Lê Ngọc Lâm, deputy general director of BIDV, said in the era of the Fourth Industrial Revolution, tie-ups between banks and tech companies are a sound way to enhance the strengths of both sides.
The turnover of non-cash payments have been increasing sharply at local banks.
Vietcombank for example saw online payment transactions in the first half of the year rise to 36 million, or 60 per cent of last year’s number. Their value is growing annually at 150 per cent.
The bank has tied up with several tech giants to offer various kinds of payment services like Momo, Paywoo and Moca.
Seafood shares sink
According to the Ministry of Agriculture and Rural Development, exports of agricultural, forestry and seafood products in the first nine months of this year were worth nearly US$27 billion, up 14.1 per cent from the same period last year.
Seafood accounted for $5.91 billion following an 18.1 per cent rise.
Seafood is one of the agricultural sector’s biggest export earners but shares of seafood companies are not doing too well.
In fact, despite decent results, only a few like the Bến Tre Seafood Import and Export Joint Stock Company (ABT), Minh Phú Seafood Group (MPC), and Vĩnh Hoàn Seafood Joint Stock Company (VHC) have managed keep their heads above water.
Hùng Vương Joint Stock Company (HVG), once a darling of investors with its price climbing to VNĐ50,000, has been on a relentless downward trend and dropped below its face value of VNĐ10,000.
Some other seafood shares are not traded much and face a big liquidity problem – like the Hùng Hậu Agricultural Joint Stock Company and the Ngô Quyền Seafood Export and Processing Joint Stock Company.
Analysts said one of the main reasons for investors’ indifference to seafood shares is that they are risk-prone.
Seafood businesses often face difficulties while their markets at home and abroad are volatile.
Many of the companies have invested in inefficient non-core activities, which hit their bottom lines.
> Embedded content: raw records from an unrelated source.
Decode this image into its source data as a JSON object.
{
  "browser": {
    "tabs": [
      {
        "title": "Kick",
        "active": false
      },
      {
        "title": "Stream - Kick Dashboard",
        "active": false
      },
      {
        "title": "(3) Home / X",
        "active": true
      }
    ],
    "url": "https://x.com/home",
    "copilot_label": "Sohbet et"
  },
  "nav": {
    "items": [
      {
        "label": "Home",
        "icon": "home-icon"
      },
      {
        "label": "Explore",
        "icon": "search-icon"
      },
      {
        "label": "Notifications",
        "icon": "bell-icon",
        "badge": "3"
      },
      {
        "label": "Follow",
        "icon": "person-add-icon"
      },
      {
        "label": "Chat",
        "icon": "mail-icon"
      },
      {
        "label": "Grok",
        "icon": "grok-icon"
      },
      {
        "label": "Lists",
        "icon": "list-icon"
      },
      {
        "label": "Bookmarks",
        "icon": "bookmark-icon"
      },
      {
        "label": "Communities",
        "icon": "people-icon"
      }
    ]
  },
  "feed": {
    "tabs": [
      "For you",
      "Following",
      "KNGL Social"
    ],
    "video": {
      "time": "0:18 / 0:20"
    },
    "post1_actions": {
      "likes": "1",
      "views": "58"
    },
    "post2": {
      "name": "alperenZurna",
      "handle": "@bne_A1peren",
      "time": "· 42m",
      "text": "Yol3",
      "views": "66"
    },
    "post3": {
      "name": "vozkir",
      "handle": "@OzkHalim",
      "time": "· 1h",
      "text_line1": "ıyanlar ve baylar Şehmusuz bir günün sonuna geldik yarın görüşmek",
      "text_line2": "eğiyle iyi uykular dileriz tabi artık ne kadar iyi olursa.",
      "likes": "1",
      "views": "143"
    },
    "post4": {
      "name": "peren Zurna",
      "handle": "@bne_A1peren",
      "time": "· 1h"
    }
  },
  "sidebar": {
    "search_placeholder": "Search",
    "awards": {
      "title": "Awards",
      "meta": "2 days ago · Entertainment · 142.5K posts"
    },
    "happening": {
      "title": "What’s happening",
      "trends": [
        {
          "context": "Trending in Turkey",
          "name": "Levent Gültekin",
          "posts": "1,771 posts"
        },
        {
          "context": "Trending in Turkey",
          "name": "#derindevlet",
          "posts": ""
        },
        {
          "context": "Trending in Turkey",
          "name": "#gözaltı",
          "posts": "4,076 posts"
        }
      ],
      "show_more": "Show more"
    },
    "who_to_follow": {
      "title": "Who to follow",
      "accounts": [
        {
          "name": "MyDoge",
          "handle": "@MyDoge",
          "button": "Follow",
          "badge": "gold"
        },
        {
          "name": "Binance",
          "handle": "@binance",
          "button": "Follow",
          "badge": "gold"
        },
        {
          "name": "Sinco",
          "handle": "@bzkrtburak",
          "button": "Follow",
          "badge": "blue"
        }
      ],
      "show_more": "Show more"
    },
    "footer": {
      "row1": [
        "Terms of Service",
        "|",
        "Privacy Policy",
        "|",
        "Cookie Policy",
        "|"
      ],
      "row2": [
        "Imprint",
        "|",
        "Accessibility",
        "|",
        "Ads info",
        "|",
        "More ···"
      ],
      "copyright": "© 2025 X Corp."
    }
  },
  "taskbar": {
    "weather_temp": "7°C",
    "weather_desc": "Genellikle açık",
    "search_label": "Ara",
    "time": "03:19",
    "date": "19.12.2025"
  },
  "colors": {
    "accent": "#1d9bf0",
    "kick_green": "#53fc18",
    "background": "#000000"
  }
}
The Nam Việt Joint Stock Company (Navico) used to be the industry leader a decade ago, but is now in the doldrums after sinking nearly VNĐ1 trillion (about $4.3 billion) in fertiliser, insurance and banking businesses.
Hùng Vương Joint Stock Company, which used to be “King of pangasius” and the biggest tra fish exporter in Việt Nam, is laden with debts of VNĐ12.35 trillion after unsuccessfully getting into other businesses like pig farming, processing plants and cold storage systems.
Đầu Tư Chứng Khoán (Securities Investment) newspaper reported that the company had suffered losses of VNĐ140 billion in the two quarters up to March 31 this year.
Analysts from the Sài Gòn Securities Company (SSI) told the newspaper that investors are also concerned about seafood export markets.
The biggest buyers of Vietnamese seafood are the US and European countries.
But the US market is gradually closing because of protectionist policies in the form of both tariff and non-tariff barriers, thus affecting Vietnamese exporters.
European countries are still struggling with recession and their seafood imports from many countries including Việt Nam are sharply down with few signs of a recovery yet. — VNS